» GOAL OF THE EXERCISE: Nothing may be left out or changed. Print every entry.

» INPUT MATERIAL:

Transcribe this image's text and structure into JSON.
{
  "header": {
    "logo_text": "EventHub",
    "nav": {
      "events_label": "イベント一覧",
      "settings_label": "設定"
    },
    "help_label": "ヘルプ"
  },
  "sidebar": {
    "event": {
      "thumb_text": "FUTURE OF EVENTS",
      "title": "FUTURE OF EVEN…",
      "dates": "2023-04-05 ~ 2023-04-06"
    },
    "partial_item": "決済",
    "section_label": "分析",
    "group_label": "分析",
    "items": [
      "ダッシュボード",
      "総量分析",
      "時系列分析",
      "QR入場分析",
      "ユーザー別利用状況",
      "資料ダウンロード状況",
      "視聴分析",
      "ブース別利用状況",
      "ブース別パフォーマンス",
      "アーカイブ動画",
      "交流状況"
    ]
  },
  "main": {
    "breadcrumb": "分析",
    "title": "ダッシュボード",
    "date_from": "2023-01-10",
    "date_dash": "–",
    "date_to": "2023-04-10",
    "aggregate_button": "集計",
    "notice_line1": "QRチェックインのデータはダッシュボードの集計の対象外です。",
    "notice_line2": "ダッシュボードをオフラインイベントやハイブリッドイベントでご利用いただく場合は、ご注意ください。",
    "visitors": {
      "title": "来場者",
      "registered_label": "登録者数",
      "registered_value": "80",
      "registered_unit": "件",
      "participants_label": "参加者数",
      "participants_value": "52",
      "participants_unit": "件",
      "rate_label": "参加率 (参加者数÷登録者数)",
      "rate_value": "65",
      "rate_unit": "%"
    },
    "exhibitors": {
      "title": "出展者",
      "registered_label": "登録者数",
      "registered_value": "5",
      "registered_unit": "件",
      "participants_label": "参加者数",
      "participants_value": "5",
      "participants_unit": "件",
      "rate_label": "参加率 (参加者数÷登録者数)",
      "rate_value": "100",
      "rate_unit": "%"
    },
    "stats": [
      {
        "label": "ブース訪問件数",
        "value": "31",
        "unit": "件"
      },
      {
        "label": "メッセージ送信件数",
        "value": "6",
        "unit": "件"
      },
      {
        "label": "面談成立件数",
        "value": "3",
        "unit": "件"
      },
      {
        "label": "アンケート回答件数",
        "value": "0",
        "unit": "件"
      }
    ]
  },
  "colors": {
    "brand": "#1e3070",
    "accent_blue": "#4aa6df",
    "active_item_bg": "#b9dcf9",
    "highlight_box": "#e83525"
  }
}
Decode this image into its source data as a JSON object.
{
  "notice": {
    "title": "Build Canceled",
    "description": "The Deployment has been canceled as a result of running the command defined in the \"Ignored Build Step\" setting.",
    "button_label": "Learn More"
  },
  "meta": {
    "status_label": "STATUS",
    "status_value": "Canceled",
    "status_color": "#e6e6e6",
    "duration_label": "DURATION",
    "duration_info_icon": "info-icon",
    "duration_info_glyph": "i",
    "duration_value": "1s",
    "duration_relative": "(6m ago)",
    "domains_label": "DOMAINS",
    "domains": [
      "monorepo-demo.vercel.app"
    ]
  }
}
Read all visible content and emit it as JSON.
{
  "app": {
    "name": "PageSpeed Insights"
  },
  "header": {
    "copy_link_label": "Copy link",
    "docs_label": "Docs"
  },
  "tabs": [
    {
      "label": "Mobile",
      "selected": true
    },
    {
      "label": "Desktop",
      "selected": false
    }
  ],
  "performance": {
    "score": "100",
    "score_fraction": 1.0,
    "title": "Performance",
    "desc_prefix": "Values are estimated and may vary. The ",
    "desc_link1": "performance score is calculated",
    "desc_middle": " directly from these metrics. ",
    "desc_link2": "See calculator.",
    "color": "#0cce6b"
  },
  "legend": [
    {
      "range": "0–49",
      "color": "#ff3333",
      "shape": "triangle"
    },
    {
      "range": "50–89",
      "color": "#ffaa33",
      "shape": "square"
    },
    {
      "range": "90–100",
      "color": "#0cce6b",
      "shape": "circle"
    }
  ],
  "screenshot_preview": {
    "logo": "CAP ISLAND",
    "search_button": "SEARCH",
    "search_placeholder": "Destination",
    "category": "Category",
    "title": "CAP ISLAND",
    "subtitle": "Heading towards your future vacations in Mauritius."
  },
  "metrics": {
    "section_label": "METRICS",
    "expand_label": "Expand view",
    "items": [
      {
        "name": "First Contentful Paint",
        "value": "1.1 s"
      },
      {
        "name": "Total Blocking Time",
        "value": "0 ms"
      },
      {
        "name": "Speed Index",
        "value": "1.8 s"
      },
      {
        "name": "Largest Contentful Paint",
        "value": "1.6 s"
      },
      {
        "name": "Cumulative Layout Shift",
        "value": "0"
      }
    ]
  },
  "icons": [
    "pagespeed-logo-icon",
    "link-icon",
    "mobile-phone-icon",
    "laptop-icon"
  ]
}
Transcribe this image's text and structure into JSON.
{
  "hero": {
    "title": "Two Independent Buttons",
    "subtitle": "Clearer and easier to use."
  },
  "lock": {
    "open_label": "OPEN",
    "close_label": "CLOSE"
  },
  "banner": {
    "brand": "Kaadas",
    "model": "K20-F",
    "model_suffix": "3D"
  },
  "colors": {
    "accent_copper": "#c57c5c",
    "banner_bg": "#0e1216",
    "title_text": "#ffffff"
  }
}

» EXERCISE SOLUTION:
Transcribe this image's text and structure into JSON.
{
  "header": {
    "logo_text": "EventHub",
    "nav": {
      "events_label": "イベント一覧",
      "settings_label": "設定"
    },
    "help_label": "ヘルプ"
  },
  "sidebar": {
    "event": {
      "thumb_text": "FUTURE OF EVENTS",
      "title": "FUTURE OF EVEN…",
      "dates": "2023-04-05 ~ 2023-04-06"
    },
    "partial_item": "決済",
    "section_label": "分析",
    "group_label": "分析",
    "items": [
      "ダッシュボード",
      "総量分析",
      "時系列分析",
      "QR入場分析",
      "ユーザー別利用状況",
      "資料ダウンロード状況",
      "視聴分析",
      "ブース別利用状況",
      "ブース別パフォーマンス",
      "アーカイブ動画",
      "交流状況"
    ]
  },
  "main": {
    "breadcrumb": "分析",
    "title": "ダッシュボード",
    "date_from": "2023-01-10",
    "date_dash": "–",
    "date_to": "2023-04-10",
    "aggregate_button": "集計",
    "notice_line1": "QRチェックインのデータはダッシュボードの集計の対象外です。",
    "notice_line2": "ダッシュボードをオフラインイベントやハイブリッドイベントでご利用いただく場合は、ご注意ください。",
    "visitors": {
      "title": "来場者",
      "registered_label": "登録者数",
      "registered_value": "80",
      "registered_unit": "件",
      "participants_label": "参加者数",
      "participants_value": "52",
      "participants_unit": "件",
      "rate_label": "参加率 (参加者数÷登録者数)",
      "rate_value": "65",
      "rate_unit": "%"
    },
    "exhibitors": {
      "title": "出展者",
      "registered_label": "登録者数",
      "registered_value": "5",
      "registered_unit": "件",
      "participants_label": "参加者数",
      "participants_value": "5",
      "participants_unit": "件",
      "rate_label": "参加率 (参加者数÷登録者数)",
      "rate_value": "100",
      "rate_unit": "%"
    },
    "stats": [
      {
        "label": "ブース訪問件数",
        "value": "31",
        "unit": "件"
      },
      {
        "label": "メッセージ送信件数",
        "value": "6",
        "unit": "件"
      },
      {
        "label": "面談成立件数",
        "value": "3",
        "unit": "件"
      },
      {
        "label": "アンケート回答件数",
        "value": "0",
        "unit": "件"
      }
    ]
  },
  "colors": {
    "brand": "#1e3070",
    "accent_blue": "#4aa6df",
    "active_item_bg": "#b9dcf9",
    "highlight_box": "#e83525"
  }
}
Decode this image into its source data as a JSON object.
{
  "notice": {
    "title": "Build Canceled",
    "description": "The Deployment has been canceled as a result of running the command defined in the \"Ignored Build Step\" setting.",
    "button_label": "Learn More"
  },
  "meta": {
    "status_label": "STATUS",
    "status_value": "Canceled",
    "status_color": "#e6e6e6",
    "duration_label": "DURATION",
    "duration_info_icon": "info-icon",
    "duration_info_glyph": "i",
    "duration_value": "1s",
    "duration_relative": "(6m ago)",
    "domains_label": "DOMAINS",
    "domains": [
      "monorepo-demo.vercel.app"
    ]
  }
}
Read all visible content and emit it as JSON.
{
  "app": {
    "name": "PageSpeed Insights"
  },
  "header": {
    "copy_link_label": "Copy link",
    "docs_label": "Docs"
  },
  "tabs": [
    {
      "label": "Mobile",
      "selected": true
    },
    {
      "label": "Desktop",
      "selected": false
    }
  ],
  "performance": {
    "score": "100",
    "score_fraction": 1.0,
    "title": "Performance",
    "desc_prefix": "Values are estimated and may vary. The ",
    "desc_link1": "performance score is calculated",
    "desc_middle": " directly from these metrics. ",
    "desc_link2": "See calculator.",
    "color": "#0cce6b"
  },
  "legend": [
    {
      "range": "0–49",
      "color": "#ff3333",
      "shape": "triangle"
    },
    {
      "range": "50–89",
      "color": "#ffaa33",
      "shape": "square"
    },
    {
      "range": "90–100",
      "color": "#0cce6b",
      "shape": "circle"
    }
  ],
  "screenshot_preview": {
    "logo": "CAP ISLAND",
    "search_button": "SEARCH",
    "search_placeholder": "Destination",
    "category": "Category",
    "title": "CAP ISLAND",
    "subtitle": "Heading towards your future vacations in Mauritius."
  },
  "metrics": {
    "section_label": "METRICS",
    "expand_label": "Expand view",
    "items": [
      {
        "name": "First Contentful Paint",
        "value": "1.1 s"
      },
      {
        "name": "Total Blocking Time",
        "value": "0 ms"
      },
      {
        "name": "Speed Index",
        "value": "1.8 s"
      },
      {
        "name": "Largest Contentful Paint",
        "value": "1.6 s"
      },
      {
        "name": "Cumulative Layout Shift",
        "value": "0"
      }
    ]
  },
  "icons": [
    "pagespeed-logo-icon",
    "link-icon",
    "mobile-phone-icon",
    "laptop-icon"
  ]
}
Transcribe this image's text and structure into JSON.
{
  "hero": {
    "title": "Two Independent Buttons",
    "subtitle": "Clearer and easier to use."
  },
  "lock": {
    "open_label": "OPEN",
    "close_label": "CLOSE"
  },
  "banner": {
    "brand": "Kaadas",
    "model": "K20-F",
    "model_suffix": "3D"
  },
  "colors": {
    "accent_copper": "#c57c5c",
    "banner_bg": "#0e1216",
    "title_text": "#ffffff"
  }
}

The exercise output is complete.